The quality of these clinical trials varies, but researchers can use the worker’s GRADE system to assess the certainty of the evidence. The results of the study indicate that a lower GI/GL diet compared with a high GI/GL control diet is associated with a small but clinically significant decrease in blood glucose levels (HbA1c).
The level of other risk factors in the patient’s body has also decreased, including fasting blood glucose, LDL cholesterol, body weight and C-reactive protein, but blood insulin levels, HDL cholesterol, waist circumference or blood pressure have not decreased.
The figure shows the process of literature search and selection.
Image source: Laura Chiavaroli, et al. BMJ (2021). DOI:10.1136/bmj.n1651

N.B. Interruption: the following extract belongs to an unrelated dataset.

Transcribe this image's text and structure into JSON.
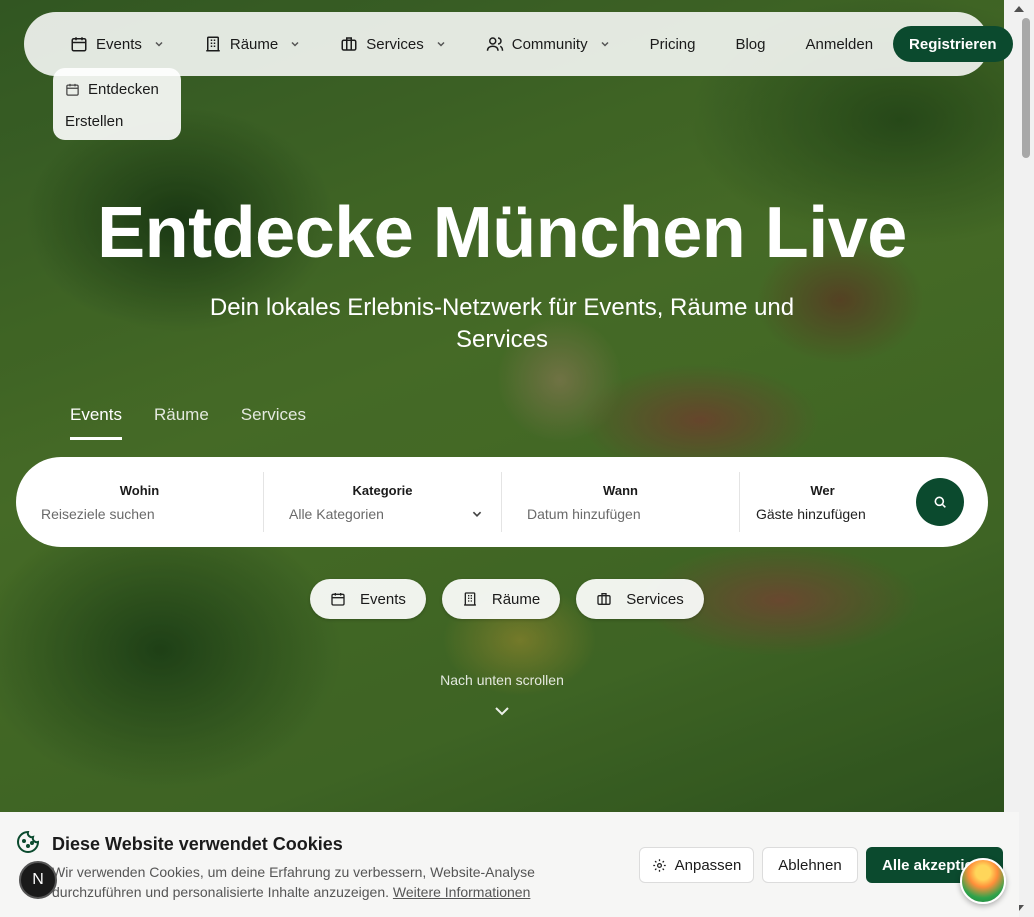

The certainty of the evidence is very important for lowering blood glucose levels, but is moderate for most other results, which shows that the available evidence can well show that it may produce in this cohort study benefit. The researchers pointed out some limitations that may affect the results, such as the imprecision of the evidence of the effect of lower GI/GL diet on LDL cholesterol and waist circumference, and the small number of existing blood pressure and inflammatory marker trials. status quo.
However, the researchers said that the results of this article show that the low GI/GL diet is considered an acceptable safe diet strategy, which may be the main target of diabetes control (HbA1c), fasting blood glucose and other established heart Produces a small but meaningful reduction in metabolic risk factors, while surpassing the simultaneous use of hyperglycemic drugs or insulin therapy. In summary, this review article supports the existing low GI/GL diet used in diabetes management Suggestions for patterns.
(source:internet, reference only)